Effective July 1, 2010, the Florida Statute Chapter 121, defines a retiree as:
- A person who has received any benefits, regardless of age, under the FRS Pension Plan (FPP), including DROP; or
- A person who has taken a distribution, regardless of age, including a rollover or withdrawal, from the FRS Investment Plan (FIP); or
- A person who has taken a distribution of employer contributions, regardless of age, including a rollover or withdrawal, from the State University System Optional Retirement Program (SUSORP); or
- A person who has taken a distribution of employer contributions, regardless of age, including a rollover or withdrawal, from any other optional retirement plan offered by the State of Florida.
The conditions under which a retiree (which by statutory definition can occur at any age) may be reemployed at an FRS participating employer are as follows:
- May not be employed, as a UF employee* for 6 calendar months after their retirement or distribution (withdrawal) date.
- May be employed during the 7th – 12th calendar months after their retirement or distribution (withdrawal) date provided the retiree ceases receiving retirement benefits during these months.
- After 12 months there are no State of Florida restrictions on reemployment.
* Retirees working through a third party (i.e. staffing agency) are allowed within the first 6 calendar months.
Additionally, anyone who is a retiree as defined above, is not eligible to participate in any State of Florida administered retirement plan including the Florida Pension Plan, Florida Investment Plan and ORP if reemployed.
Should an employee be dismissed during his or her probationary period, he or she may or may not be eligible for re-employment with the university.
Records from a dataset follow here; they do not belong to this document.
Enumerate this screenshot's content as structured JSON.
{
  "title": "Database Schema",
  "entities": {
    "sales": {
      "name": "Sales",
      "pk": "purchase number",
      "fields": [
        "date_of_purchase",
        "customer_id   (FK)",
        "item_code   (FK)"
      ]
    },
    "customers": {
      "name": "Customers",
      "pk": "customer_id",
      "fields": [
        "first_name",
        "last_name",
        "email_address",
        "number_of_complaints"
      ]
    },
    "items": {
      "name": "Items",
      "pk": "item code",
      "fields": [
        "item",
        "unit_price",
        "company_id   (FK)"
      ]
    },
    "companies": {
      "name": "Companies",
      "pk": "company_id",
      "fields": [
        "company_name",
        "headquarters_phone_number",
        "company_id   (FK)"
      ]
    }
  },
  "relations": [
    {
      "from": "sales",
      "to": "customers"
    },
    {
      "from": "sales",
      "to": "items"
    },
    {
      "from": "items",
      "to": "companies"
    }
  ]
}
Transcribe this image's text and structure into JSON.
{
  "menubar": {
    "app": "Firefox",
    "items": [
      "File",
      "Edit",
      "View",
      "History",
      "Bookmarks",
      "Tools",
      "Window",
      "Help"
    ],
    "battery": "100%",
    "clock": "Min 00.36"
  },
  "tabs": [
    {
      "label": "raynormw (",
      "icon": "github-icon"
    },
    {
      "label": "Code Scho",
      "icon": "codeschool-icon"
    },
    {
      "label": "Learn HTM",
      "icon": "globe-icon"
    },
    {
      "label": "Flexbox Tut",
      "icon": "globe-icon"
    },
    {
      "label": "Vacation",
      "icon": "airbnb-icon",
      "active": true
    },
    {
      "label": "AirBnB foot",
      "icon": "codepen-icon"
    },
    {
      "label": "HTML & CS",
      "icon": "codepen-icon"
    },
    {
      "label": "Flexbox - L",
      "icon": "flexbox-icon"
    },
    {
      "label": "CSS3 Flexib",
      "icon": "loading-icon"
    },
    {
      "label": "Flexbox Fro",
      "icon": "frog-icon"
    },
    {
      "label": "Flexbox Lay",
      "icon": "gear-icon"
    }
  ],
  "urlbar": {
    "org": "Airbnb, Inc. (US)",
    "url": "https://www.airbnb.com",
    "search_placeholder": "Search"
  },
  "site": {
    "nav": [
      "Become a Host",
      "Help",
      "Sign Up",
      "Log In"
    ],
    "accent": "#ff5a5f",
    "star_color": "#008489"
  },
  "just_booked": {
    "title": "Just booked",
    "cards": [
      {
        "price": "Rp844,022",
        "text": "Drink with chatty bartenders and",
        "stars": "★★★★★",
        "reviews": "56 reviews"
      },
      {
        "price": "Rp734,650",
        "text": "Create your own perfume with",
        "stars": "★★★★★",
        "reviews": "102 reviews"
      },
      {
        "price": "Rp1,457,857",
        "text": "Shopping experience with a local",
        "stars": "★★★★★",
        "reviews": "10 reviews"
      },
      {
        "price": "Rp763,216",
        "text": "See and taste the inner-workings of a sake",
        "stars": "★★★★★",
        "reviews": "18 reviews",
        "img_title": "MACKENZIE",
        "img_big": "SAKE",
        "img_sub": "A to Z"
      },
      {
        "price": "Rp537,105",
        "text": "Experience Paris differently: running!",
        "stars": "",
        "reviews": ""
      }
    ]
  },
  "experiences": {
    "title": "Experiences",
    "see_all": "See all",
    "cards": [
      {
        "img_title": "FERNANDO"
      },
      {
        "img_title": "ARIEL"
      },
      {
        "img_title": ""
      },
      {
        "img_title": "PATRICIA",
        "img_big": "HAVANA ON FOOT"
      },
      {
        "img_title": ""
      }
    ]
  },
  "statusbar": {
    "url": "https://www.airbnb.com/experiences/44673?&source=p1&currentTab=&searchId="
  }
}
A determination is made on a case-by-case basis, depending on the severity of the cause for termination.
TEAMS employees serve a six-month probationary period upon hire at the University of Florida unless their probationary periods are extended (in which case, their probationary periods could be extended to last up to one year). After successfully completing their probationary periods or initial appointments, TEAMS employees are issued appointments to coincide with the appraisal cycle (March 1 – February 28), including when promoted, reassigned or demoted.
Once a TEAMS employee has successfully completed the initial probationary period, they will not serve any additional probationary periods if they maintain continuous service.
Non-exempt and exempt USPS employees serve probationary periods upon promotion, reassignment or demotion to a classification in which they do not hold permanent status. Please note that Law Enforcement Officers serve a 12-month probationary period.
Upon satisfactory completion of a probationary period, USPS employees gain permanent status in the classification in which they are employed and earn certain benefits as described in detail in the TEAMS and USPS Employee Handbook. If dismissed during the probationary period, USPS employees do not have the right to appeal the dismissal. In light of this, it is important that employees get feedback from their supervisors while in the probationary period.
USPS employees may switch to TEAMS upon moving to another position or may switch during any of the TEAMS open enrollment periods. The effective date of the enrollment will be at the beginning of a pay period.
The University of Florida provides non-immigrant and immigrant employment sponsorship to foreign national applicants that meet federal and University requirements. The sponsorship is at the discretion of each department and not all job openings are open for sponsorship. Prior to hiring a foreign national there are additional federal regulations and the requirements varies based on the different visa types. It is important to contact Immigration Compliance Services (ICS) prior to the hiring process. For additional information please visit Immigration Compliance Services website.